You shall worship the Lord your God, and I will bless your bread and your water; and I will take sickness away from among you. (Exodus 23:25)
Climate change has become an issue of everyday concern. Related to global warming, it is too often reduced to a one-dimensional threat linked to the mounting temperature. The slogan of keeping global warming below 1.5 has become the driving motto of the efforts behind keeping climate change within a manageable frame.
The most visible impact of climate change related to water, especially for those living inside the continent and far from islands threatened by rising water levels in oceans, is drought and water scarcity. Indeed, rising temperatures cause the evaporation of water, which further leads to a shortage of water and an increase of drought.
Europe is a water-rich continent and climate change opens a new perspective on it. In 2018 and 2019, Europe saw two exceptional and consecutive summer droughts – a combination of events that scientists called “unprecedented in the last 250 years.” During the 2018 drought, some parts of central Europe received less than half of their usual rainfall. Putting aside this extraordinary moment, or Europe being a water-rich continent, about 20% of the territory and 30% of Europe's population are affected by water stress in an average year. Droughts and water scarcity are no longer rare or extreme events in Europe. And in this water-rich continent, over 16 million people still lack access to basic drinking water.
Access to water is certainly not only about climate change. Climate change, however, makes this problem worse for, as the climate warms, increasingly severe and frequent droughts are expected. The most recent IPCC report reveals that climate change has now already caused substantial damage and an acceleration of irreversible losses in terrestrial freshwater, and that the extent and magnitude of climate change impacts are larger than ever before estimated.
However, the question of the relationship between water and climate change goes beyond that. The keyword in this respect is vulnerability. Sudden floods in the most unexpected places, storms and torrential rains in previously unforeseen areas, loss of lives and enormous material damage - these are also resulting in an increasing number of cases of atmospheric instabilities caused by climate change.

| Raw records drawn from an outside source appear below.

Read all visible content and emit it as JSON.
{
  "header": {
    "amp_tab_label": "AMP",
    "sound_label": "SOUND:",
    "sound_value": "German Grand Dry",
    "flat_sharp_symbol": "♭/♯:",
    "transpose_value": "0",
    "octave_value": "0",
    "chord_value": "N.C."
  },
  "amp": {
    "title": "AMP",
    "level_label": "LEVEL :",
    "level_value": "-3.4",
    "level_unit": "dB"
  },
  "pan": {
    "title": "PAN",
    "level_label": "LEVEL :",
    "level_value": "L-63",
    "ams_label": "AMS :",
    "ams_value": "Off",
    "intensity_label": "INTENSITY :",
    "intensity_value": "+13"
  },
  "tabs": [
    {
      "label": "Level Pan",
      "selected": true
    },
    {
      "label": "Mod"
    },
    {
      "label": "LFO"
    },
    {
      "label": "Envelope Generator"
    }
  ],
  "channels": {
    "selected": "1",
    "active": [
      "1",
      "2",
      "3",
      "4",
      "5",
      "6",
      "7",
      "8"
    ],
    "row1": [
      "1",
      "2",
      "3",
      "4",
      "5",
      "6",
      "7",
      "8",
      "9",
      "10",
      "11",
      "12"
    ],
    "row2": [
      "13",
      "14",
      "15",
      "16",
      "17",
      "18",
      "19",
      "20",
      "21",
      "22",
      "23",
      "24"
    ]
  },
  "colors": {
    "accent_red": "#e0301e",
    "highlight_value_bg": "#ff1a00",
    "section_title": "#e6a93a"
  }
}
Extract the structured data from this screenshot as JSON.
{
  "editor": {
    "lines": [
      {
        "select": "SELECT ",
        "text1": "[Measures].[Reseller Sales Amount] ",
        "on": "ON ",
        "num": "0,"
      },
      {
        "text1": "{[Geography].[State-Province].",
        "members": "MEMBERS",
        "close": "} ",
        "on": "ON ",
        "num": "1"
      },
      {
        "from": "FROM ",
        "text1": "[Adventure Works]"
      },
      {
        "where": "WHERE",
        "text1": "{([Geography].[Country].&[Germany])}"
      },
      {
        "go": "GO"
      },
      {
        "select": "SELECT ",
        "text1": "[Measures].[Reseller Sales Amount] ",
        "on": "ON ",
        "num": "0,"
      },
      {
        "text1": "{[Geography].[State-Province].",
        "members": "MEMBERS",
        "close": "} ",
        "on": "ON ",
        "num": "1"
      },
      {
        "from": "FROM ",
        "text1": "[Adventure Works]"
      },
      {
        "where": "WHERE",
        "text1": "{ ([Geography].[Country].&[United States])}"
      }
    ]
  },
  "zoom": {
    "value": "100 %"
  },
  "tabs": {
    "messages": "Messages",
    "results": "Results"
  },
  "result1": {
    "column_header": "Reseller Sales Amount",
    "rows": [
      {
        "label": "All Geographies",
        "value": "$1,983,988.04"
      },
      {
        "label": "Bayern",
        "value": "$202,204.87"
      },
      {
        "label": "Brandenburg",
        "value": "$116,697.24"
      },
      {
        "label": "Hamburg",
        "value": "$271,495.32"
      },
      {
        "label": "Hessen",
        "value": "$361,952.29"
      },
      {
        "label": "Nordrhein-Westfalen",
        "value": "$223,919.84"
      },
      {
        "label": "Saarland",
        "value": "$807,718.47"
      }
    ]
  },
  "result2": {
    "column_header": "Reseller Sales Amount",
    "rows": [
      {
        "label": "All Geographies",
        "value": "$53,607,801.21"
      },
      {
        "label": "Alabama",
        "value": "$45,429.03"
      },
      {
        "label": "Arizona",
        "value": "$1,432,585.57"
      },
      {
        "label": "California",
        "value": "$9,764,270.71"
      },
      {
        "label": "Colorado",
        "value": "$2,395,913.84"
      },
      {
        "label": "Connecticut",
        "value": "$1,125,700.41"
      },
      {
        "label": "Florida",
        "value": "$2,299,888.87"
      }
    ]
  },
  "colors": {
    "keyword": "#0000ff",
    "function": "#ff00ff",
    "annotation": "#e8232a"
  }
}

Climate change is here, is human-induced, and we must face it. It cannot be avoided. The main features of climate change, according to the last report of IPCC, are now firmly established in the unpredictability of the climate system and exposed vulnerability of human beings, especially when witnessing the impact of climate change in new regions and on activities that were formerly seen as a guarantee to the provision of basic needs and a certain standard of life, for example agriculture. Antonio Guterres, secretary general of the UN, uses fitting words in his review of the IPCC report when he describes it as "an atlas of human suffering and a damning indictment of failed climate leadership.”
What can we do when facing these facts? Science issues warnings, politics makes efforts to formulate new rules. What should be added from the perspective of Christian faith? Faith describes the world as a gift given to humanity blessed by God. However, the benefit of this blessing depends on our relationship with God. In forgetting that the world is a gift that needs to be taken care of, in forgetting our task to protect and to cultivate it, and in taking creation primarily as a resource of our wealth and prosperity without considering the repercussions, wealth can quickly become of little significance or benefit.
In our efforts to address ecological challenges we may call for justice – rightly so. However, at the same time we must not to lose sight of human fragility and the unnecessary suffering and pain caused by climate change. We have to take into account that they are a direct cause of disrespecting the limits of the world in which we live and are rooted in the failure of our relationship with God.
- Can you see water beyond its necessary use in everyday life in terms of hygiene, drinking and as part of the food chain? Can we consider it as a blessing?
- How is water disclosing the fragility and vulnerability of human life?
- Think of your water consumption
- Get engaged into Season of Creation 2022 on the theme: Listen to the voice of creation
- European Environmental Agency: Water resources across Europe – confronting water stress: an updated assessment; https://www.eea.europa.eu/publications/water-resources-across-europe-confronting
- The 6th IPCC report: Climate change 2022 – Impact, Adaptation and Vulnerability. Summary for policymakers; https://report.ipcc.ch/ar6wg2/pdf/IPCC_AR6_WGII_SummaryForPolicymakers.pdf
* Rev. Dr Peter Pavlovic is the study secretary of the Conference of European Churches. His ongoing work includes ecumenical cooperation, churches’ engagement in society and in the dialogue with the European political institutions, as well as concerns of Christian social ethics in dialogue with science, ethics and politics. He focusses on theological and ethical reflections of concerns related to faith and economy, ecology and sustainable development.